Measuring your inseam (the length of your leg from heel to crotch) is the first step to zeroing in on the proper frame size. Inseam measurement is not the sole method for determining size; however, for those with specialized needs, like triathlon cyclists, where torso length plays an integral role in fit, height and other measurements are also needed. In these cases, it's best to get professionally fitted at a trusted bike shop.

For an accurate at-home inseam measurement, you'll need:

  • A tape measure
  • A large hard-cover book (textbooks work well)
  • A friend

To measure:

  1. Remove your shoes and stand straight and tall against a flat, empty wall.
  2. Place the book snugly between your legs with the binding facing up at the very top of your inseam.
  3. Have a friend measure from the floor to the book's binding. That number is your inseam.


Another way to determine your frame size is by knowing your height.

Road Bikes

The following table indicates sizing for road bikes, based on both inseam and height in both inches and centimeters.

Rider's Height Inseam Frame Size Range
4'10" to 5'0" / 148cm to 152cm 25.5 inches to 27 inches / 65cm to 69cm

47cm to 48cm (XXS)

5'0" to 5'3" / 152cm to 160cm 27 inches to 28 inches / 69cm to 71cm

49cm to 50cm (XS)

5'3" to 5'6" / 160cm to 168cm 28 inches to 29.5 inches / 71cm to 75cm

51cm to 53cm (Small)

5'6" to 5'9" / 168cm to 175cm 29.5 inches to 31 inches / 75cm to 79cm

54cm to 55cm (Medium)

5'9" to 6'0" / 175cm to 183cm 31 inches to 32.5 inches / 79cm to 83cm

56cm to 58cm (Large)

6'0" to 6'3" / 183cm to 190.5 cm 32.5 inches to 34 inches / 83cm to 86cm 59cm to 62cm (Large to XL)
6'3" to 6'5" / 190.5 cm to 196cm 34 inches to 36 inches / 86cm to 91cm 62cm to 64cm (XL)

Mountain Bikes

This table indicates mountain bike sizes based on both inseam and height in both inches and centimeters.

Rider's Height Inseam Frame Size Range
4'11" to 5'3″ / 150cm to 160cm 26 inches to 28 inches / 66cm to 71cm 13 to 15 inches
5'3″ to 5'7″ / 160cm to 170cm 28 inches to 29 inches / 71cm to 74cm 15 to 17 inches
5'7″ to 5'11" / 170cm to 180cm 29 inches to 32 inches / 74cm to 81cm 17 to 19 inches
6'0″ to 6'2" / 183cm to 188cm 32.5 inches to 33.5 inches / 83cm to 85cm 19 to 21 inches
6'2″ to 6'4″ / 188cm to 193cm 33.5 inches to 35.5 inches / 85cm to 90cm

21 to 23 inches

Biking Safely

Now that you have a firm understanding of the importance of bike frame size, the differences between road and mountain bikes, and how to take accurate measurements to determine the ideal fit, you can confidently navigate both online and offline prospects.
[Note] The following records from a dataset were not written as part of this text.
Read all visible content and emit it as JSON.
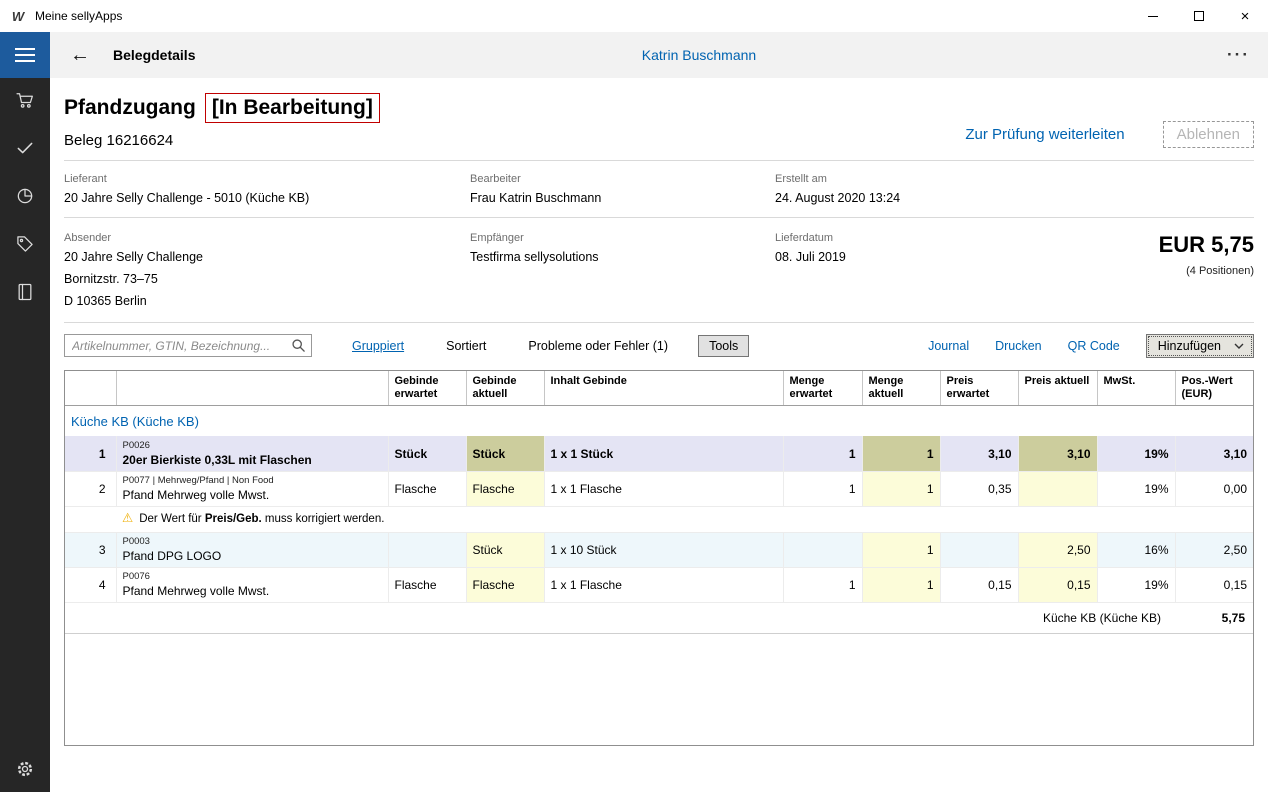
{
  "colors": {
    "accent_blue": "#0063b1",
    "nav_blue": "#1d5b9d",
    "status_border_red": "#c00000",
    "selected_row_bg": "#e4e4f4",
    "selected_cell_bg": "#cccd9d",
    "changed_cell_bg": "#fcfcd9",
    "alt_row_bg": "#eef7fb",
    "sidebar_bg": "#262626",
    "warning_yellow": "#efae00"
  },
  "window": {
    "title": "Meine sellyApps",
    "logo_glyph": "W",
    "close_glyph": "×"
  },
  "header": {
    "back_glyph": "←",
    "title": "Belegdetails",
    "user": "Katrin Buschmann",
    "more_glyph": "···"
  },
  "doc": {
    "title": "Pfandzugang",
    "status": "[In Bearbeitung]",
    "beleg": "Beleg 16216624",
    "forward_label": "Zur Prüfung weiterleiten",
    "reject_label": "Ablehnen"
  },
  "info": {
    "fields": [
      {
        "label": "Lieferant",
        "value": "20 Jahre Selly Challenge - 5010 (Küche KB)"
      },
      {
        "label": "Bearbeiter",
        "value": "Frau Katrin Buschmann"
      },
      {
        "label": "Erstellt am",
        "value": "24. August 2020 13:24"
      },
      {
        "label": "Absender",
        "value": "20 Jahre Selly Challenge",
        "line2": "Bornitzstr. 73–75",
        "line3": "D 10365 Berlin"
      },
      {
        "label": "Empfänger",
        "value": "Testfirma sellysolutions"
      },
      {
        "label": "Lieferdatum",
        "value": "08. Juli 2019"
      }
    ],
    "total": "EUR 5,75",
    "positions": "(4 Positionen)"
  },
  "toolbar": {
    "search_placeholder": "Artikelnummer, GTIN, Bezeichnung...",
    "gruppiert": "Gruppiert",
    "sortiert": "Sortiert",
    "probleme": "Probleme oder Fehler (1)",
    "tools": "Tools",
    "journal": "Journal",
    "drucken": "Drucken",
    "qr_code": "QR Code",
    "hinzufuegen": "Hinzufügen"
  },
  "table": {
    "headers": [
      "Gebinde erwartet",
      "Gebinde aktuell",
      "Inhalt Gebinde",
      "Menge erwartet",
      "Menge aktuell",
      "Preis erwartet",
      "Preis aktuell",
      "MwSt.",
      "Pos.-Wert (EUR)"
    ],
    "group": "Küche KB (Küche KB)",
    "rows": [
      {
        "num": "1",
        "code": "P0026",
        "name": "20er Bierkiste 0,33L mit Flaschen",
        "geb_erw": "Stück",
        "geb_akt": "Stück",
        "inhalt": "1 x 1 Stück",
        "menge_erw": "1",
        "menge_akt": "1",
        "preis_erw": "3,10",
        "preis_akt": "3,10",
        "mwst": "19%",
        "wert": "3,10"
      },
      {
        "num": "2",
        "code": "P0077 | Mehrweg/Pfand | Non Food",
        "name": "Pfand Mehrweg volle Mwst.",
        "geb_erw": "Flasche",
        "geb_akt": "Flasche",
        "inhalt": "1 x 1 Flasche",
        "menge_erw": "1",
        "menge_akt": "1",
        "preis_erw": "0,35",
        "preis_akt": "",
        "mwst": "19%",
        "wert": "0,00"
      },
      {
        "num": "3",
        "code": "P0003",
        "name": "Pfand DPG LOGO",
        "geb_erw": "",
        "geb_akt": "Stück",
        "inhalt": "1 x 10 Stück",
        "menge_erw": "",
        "menge_akt": "1",
        "preis_erw": "",
        "preis_akt": "2,50",
        "mwst": "16%",
        "wert": "2,50"
      },
      {
        "num": "4",
        "code": "P0076",
        "name": "Pfand Mehrweg volle Mwst.",
        "geb_erw": "Flasche",
        "geb_akt": "Flasche",
        "inhalt": "1 x 1 Flasche",
        "menge_erw": "1",
        "menge_akt": "1",
        "preis_erw": "0,15",
        "preis_akt": "0,15",
        "mwst": "19%",
        "wert": "0,15"
      }
    ],
    "warning": {
      "before": "Der Wert für ",
      "bold": "Preis/Geb.",
      "after": " muss korrigiert werden."
    },
    "footer": {
      "label": "Küche KB (Küche KB)",
      "value": "5,75"
    }
  }
}
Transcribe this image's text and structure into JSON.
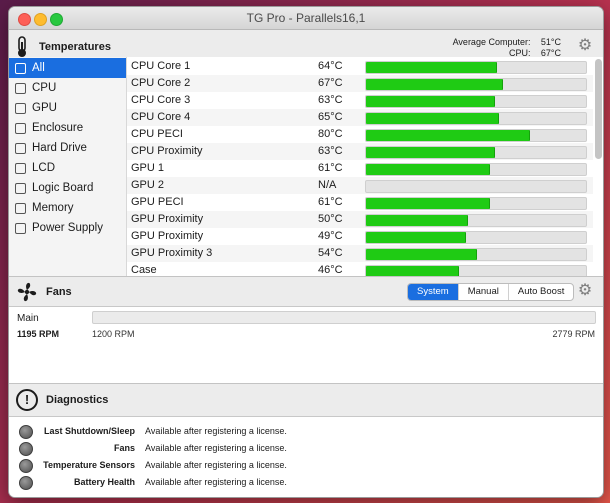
{
  "window": {
    "title": "TG Pro - Parallels16,1"
  },
  "temperatures": {
    "heading": "Temperatures",
    "average_label": "Average Computer:",
    "average_value": "51°C",
    "cpu_label": "CPU:",
    "cpu_value": "67°C",
    "sidebar": [
      {
        "label": "All",
        "icon": "display-icon",
        "selected": true
      },
      {
        "label": "CPU",
        "icon": "cpu-icon",
        "selected": false
      },
      {
        "label": "GPU",
        "icon": "gpu-icon",
        "selected": false
      },
      {
        "label": "Enclosure",
        "icon": "enclosure-icon",
        "selected": false
      },
      {
        "label": "Hard Drive",
        "icon": "hard-drive-icon",
        "selected": false
      },
      {
        "label": "LCD",
        "icon": "lcd-icon",
        "selected": false
      },
      {
        "label": "Logic Board",
        "icon": "logic-board-icon",
        "selected": false
      },
      {
        "label": "Memory",
        "icon": "memory-icon",
        "selected": false
      },
      {
        "label": "Power Supply",
        "icon": "power-icon",
        "selected": false
      }
    ],
    "sensors": [
      {
        "name": "CPU Core 1",
        "temp": "64°C",
        "level": 0.59
      },
      {
        "name": "CPU Core 2",
        "temp": "67°C",
        "level": 0.62
      },
      {
        "name": "CPU Core 3",
        "temp": "63°C",
        "level": 0.58
      },
      {
        "name": "CPU Core 4",
        "temp": "65°C",
        "level": 0.6
      },
      {
        "name": "CPU PECI",
        "temp": "80°C",
        "level": 0.74
      },
      {
        "name": "CPU Proximity",
        "temp": "63°C",
        "level": 0.58
      },
      {
        "name": "GPU 1",
        "temp": "61°C",
        "level": 0.56
      },
      {
        "name": "GPU 2",
        "temp": "N/A",
        "level": 0
      },
      {
        "name": "GPU PECI",
        "temp": "61°C",
        "level": 0.56
      },
      {
        "name": "GPU Proximity",
        "temp": "50°C",
        "level": 0.46
      },
      {
        "name": "GPU Proximity",
        "temp": "49°C",
        "level": 0.45
      },
      {
        "name": "GPU Proximity 3",
        "temp": "54°C",
        "level": 0.5
      },
      {
        "name": "Case",
        "temp": "46°C",
        "level": 0.42
      }
    ]
  },
  "fans": {
    "heading": "Fans",
    "modes": [
      {
        "label": "System",
        "active": true
      },
      {
        "label": "Manual",
        "active": false
      },
      {
        "label": "Auto Boost",
        "active": false
      }
    ],
    "items": [
      {
        "name": "Main",
        "rpm": "1195 RPM",
        "min": "1200 RPM",
        "max": "2779 RPM",
        "level": 0
      }
    ]
  },
  "diagnostics": {
    "heading": "Diagnostics",
    "items": [
      {
        "label": "Last Shutdown/Sleep",
        "value": "Available after registering a license."
      },
      {
        "label": "Fans",
        "value": "Available after registering a license."
      },
      {
        "label": "Temperature Sensors",
        "value": "Available after registering a license."
      },
      {
        "label": "Battery Health",
        "value": "Available after registering a license."
      }
    ]
  },
  "colors": {
    "accent": "#1a6ee0",
    "bar_green": "#1fcb14",
    "status_gray": "#5a5a5a"
  }
}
Once you have your dream bicycle, it's important to brush up on general bike safety tips. Then, be sure to look into local and state cycling laws to understand your rights and responsibilities as a cyclist. Happy riding!

Trending on LoveToKnow
Bike Size Charts